“During Pope Francis’ visit last year to the Holy Land, the official Vatican program referred to Palestinian President Mahmoud Abbas as president of the state of Palestine. And, in its latest yearbook, the Palestinian ambassador to the Holy See is listed as representing the state of Palestine.”

Abbas is scheduled to meet the pope on Saturday — the day before two new saints from the Holy Land are to be canonized.

The National Catholic Reporter says the text of today’s agreement will not be released until it receives approval at the highest levels…

The Crux, the Boston Globe’s website that covers the Catholic Church, provides some context about the Vatican’s position on the Palestinian issue:

“Diplomatically, the Vatican has long supported a two-state solution to the Israeli/Palestinian conflict, providing security assurances for Israel and sovereignty for the Palestinians.

“Rome also backs an internationally guaranteed special status for Jerusalem, including protection for holy sites sacred to Judaism, Islam and Christianity.”

Israel continues to trudge down the path it helped construct for South Africa when that nation was ruled by apartheid and racism. Israel served as their front-man during the worldwide boycott of apartheid. Perhaps they will voluntarily recognize the futility of continuing their imperial occupation of Palestine.

I doubt it.

Over 40% of bee hives died in past year – Bayer says “Don’t worry, bee happy”

More than two out of five American honeybee colonies died in the past year, and surprisingly the worst die-off was in the summer…

Since April 2014, beekeepers lost 42.1 percent of their colonies, the second highest loss rate in nine years, according to an annual survey conducted by a bee partnership that includes the U.S. Department of Agriculture…

What shocked the entomologists is that is the first time they’ve noticed bees dying more in the summer than the winter, said vanEngelsdorp said. The survey found beekeepers lost 27.4 percent of their colonies this summer. That’s up from 19.8 percent the previous summer.

Seeing massive colony losses in summer is like seeing “a higher rate of flu deaths in the summer than winter,” vanEngelsdorp said. “You just don’t expect colonies to die at this rate in the summer.”

Oklahoma, Illinois, Iowa, Delaware, Maryland, Pennsylvania, Maine and Wisconsin all saw more than 60 percent of their hives die since April 2014, according to the survey…

Delaplane and vanEngelsdorp said a combination of mites, poor nutrition and pesticides are to blame for the bee deaths. USDA bee scientist Jeff Pettis said last summer’s large die-off included unusual queen loss and seemed worse in colonies that moved more.

Dick Rogers, chief beekeeper for pesticide-maker Bayer, said the loss figure is “not unusual at all” and said the survey shows an end result of more colonies now than before: 2.74 million hives in 2015, up from 2.64 million in 2014.

That doesn’t mean bee health is improving or stable, vanEngelsdorp said.

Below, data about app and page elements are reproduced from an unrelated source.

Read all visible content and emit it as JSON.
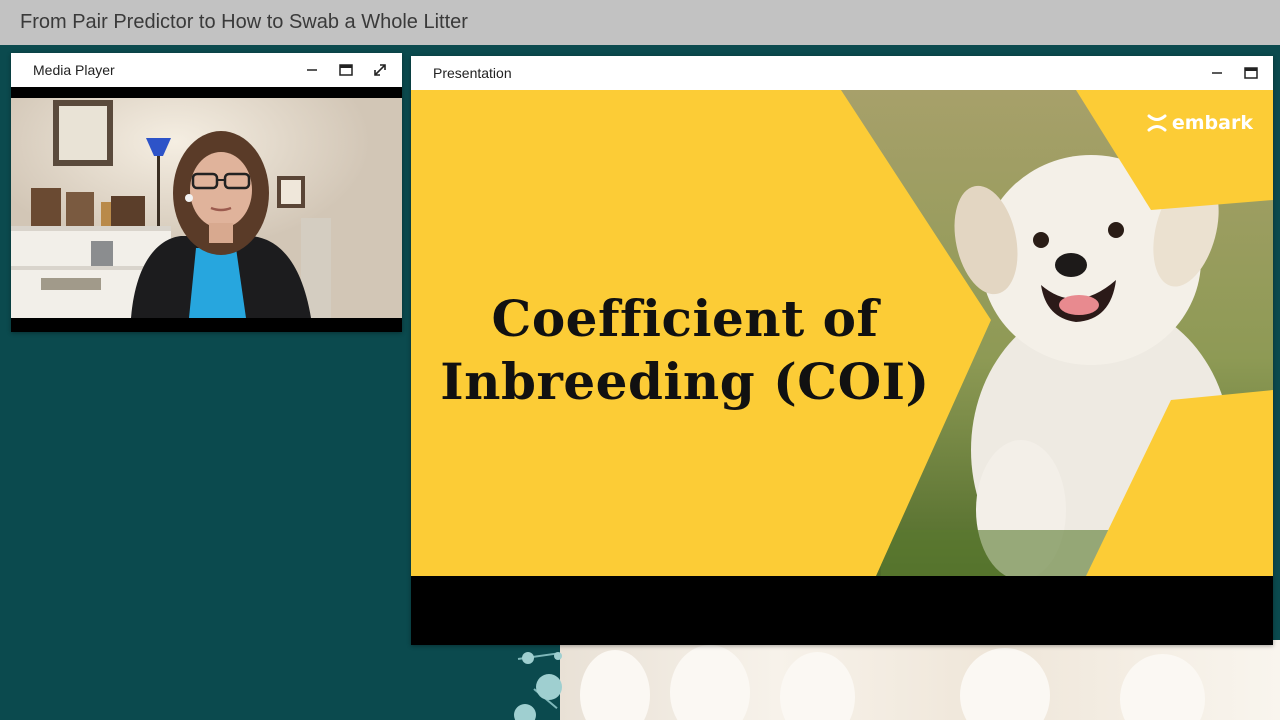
{
  "app": {
    "title": "From Pair Predictor to How to Swab a Whole Litter"
  },
  "media_player": {
    "title": "Media Player",
    "controls": [
      "minimize-icon",
      "maximize-icon",
      "expand-icon"
    ]
  },
  "presentation": {
    "title": "Presentation",
    "controls": [
      "minimize-icon",
      "maximize-icon"
    ],
    "slide": {
      "title_line1": "Coefficient of",
      "title_line2": "Inbreeding (COI)",
      "logo_text": "embark"
    }
  },
  "colors": {
    "background": "#0b4a4e",
    "title_bar": "#c2c2c2",
    "slide_yellow": "#fccc36",
    "shirt_blue": "#27a6de"
  }
}
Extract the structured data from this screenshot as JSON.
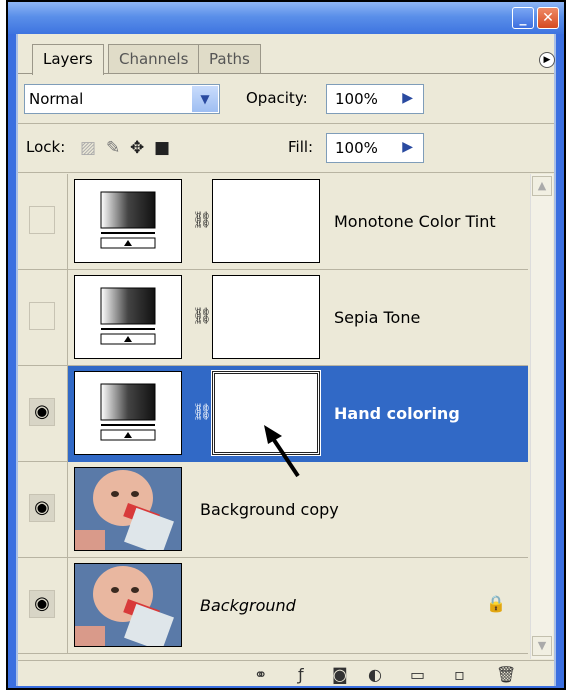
{
  "window": {
    "minimize_label": "_",
    "close_label": "✕"
  },
  "tabs": [
    {
      "label": "Layers",
      "active": true
    },
    {
      "label": "Channels",
      "active": false
    },
    {
      "label": "Paths",
      "active": false
    }
  ],
  "panel_menu_icon": "panel-menu-icon",
  "blend_mode": {
    "value": "Normal",
    "icon": "dropdown-arrow-icon"
  },
  "opacity": {
    "label": "Opacity:",
    "value": "100%"
  },
  "lock": {
    "label": "Lock:",
    "icons": [
      "lock-transparent-icon",
      "lock-brush-icon",
      "lock-move-icon",
      "lock-all-icon"
    ]
  },
  "fill": {
    "label": "Fill:",
    "value": "100%"
  },
  "layers": [
    {
      "name": "Monotone Color Tint",
      "visible": false,
      "type": "adjustment",
      "selected": false,
      "italic": false
    },
    {
      "name": "Sepia Tone",
      "visible": false,
      "type": "adjustment",
      "selected": false,
      "italic": false
    },
    {
      "name": "Hand coloring",
      "visible": true,
      "type": "adjustment",
      "selected": true,
      "italic": false
    },
    {
      "name": "Background copy",
      "visible": true,
      "type": "photo",
      "selected": false,
      "italic": false
    },
    {
      "name": "Background",
      "visible": true,
      "type": "photo",
      "selected": false,
      "italic": true,
      "locked": true
    }
  ],
  "bottom_icons": [
    "link-layers-icon",
    "layer-style-icon",
    "add-mask-icon",
    "adjustment-layer-icon",
    "new-group-icon",
    "new-layer-icon",
    "trash-icon"
  ],
  "colors": {
    "selection": "#3169c6",
    "panel_bg": "#ece9d8",
    "title_blue": "#3b6fe0"
  }
}
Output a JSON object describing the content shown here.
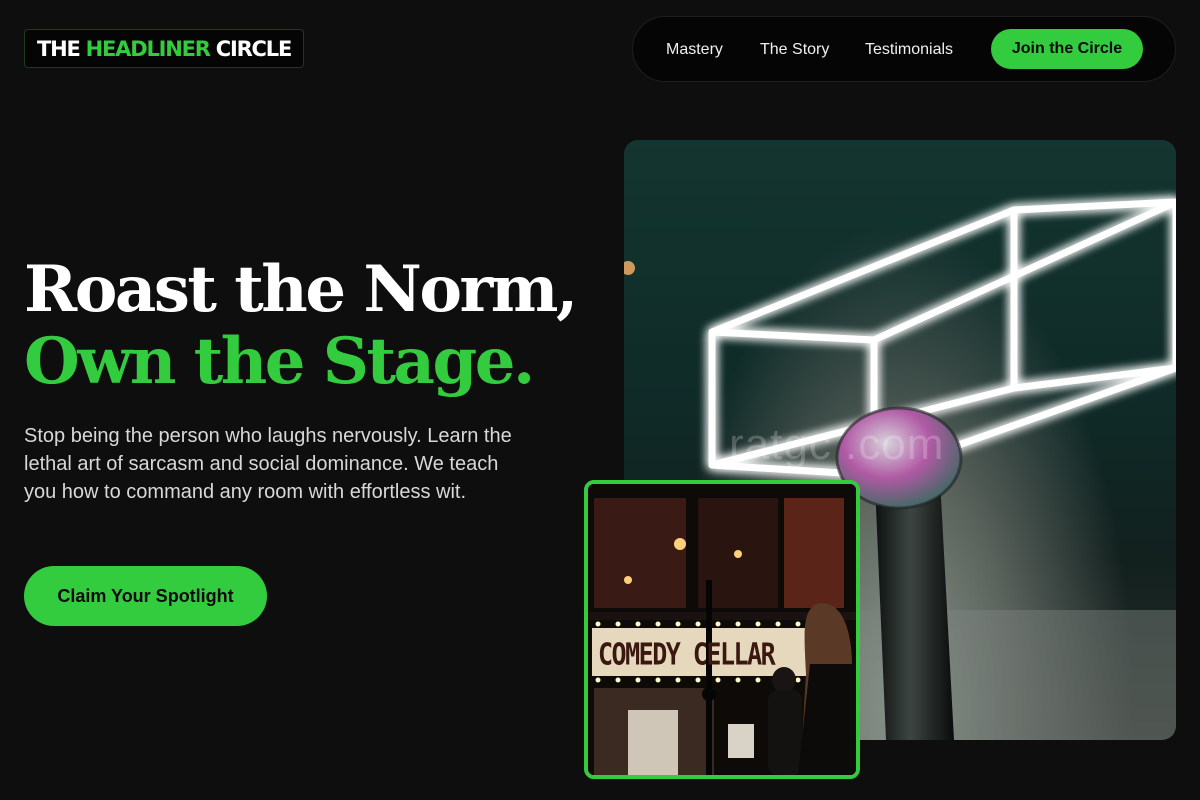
{
  "brand": {
    "logo_part1": "THE",
    "logo_part2": "HEADLINER",
    "logo_part3": "CIRCLE",
    "accent_color": "#34cc3f",
    "background_color": "#0e0e0e"
  },
  "nav": {
    "links": [
      {
        "label": "Mastery"
      },
      {
        "label": "The Story"
      },
      {
        "label": "Testimonials"
      }
    ],
    "cta_label": "Join the Circle"
  },
  "hero": {
    "headline_line1": "Roast the Norm,",
    "headline_line2": "Own the Stage.",
    "subtext": "Stop being the person who laughs nervously. Learn the lethal art of sarcasm and social dominance. We teach you how to command any room with effortless wit.",
    "cta_label": "Claim Your Spotlight"
  },
  "images": {
    "main_watermark": "ratgc     .com",
    "inset_sign": "COMEDY CELLAR"
  }
}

After they lose colonies, beekeepers are splitting their surviving hives to recover their losses, pushing the bees to their limits, Delaplane said.

Bayer’s sophistry is impressive. They should make even larger donations to Congressional fops. They need the creeps in government who refuse responsibility for any destructive result from the corporate quest for profit at any price.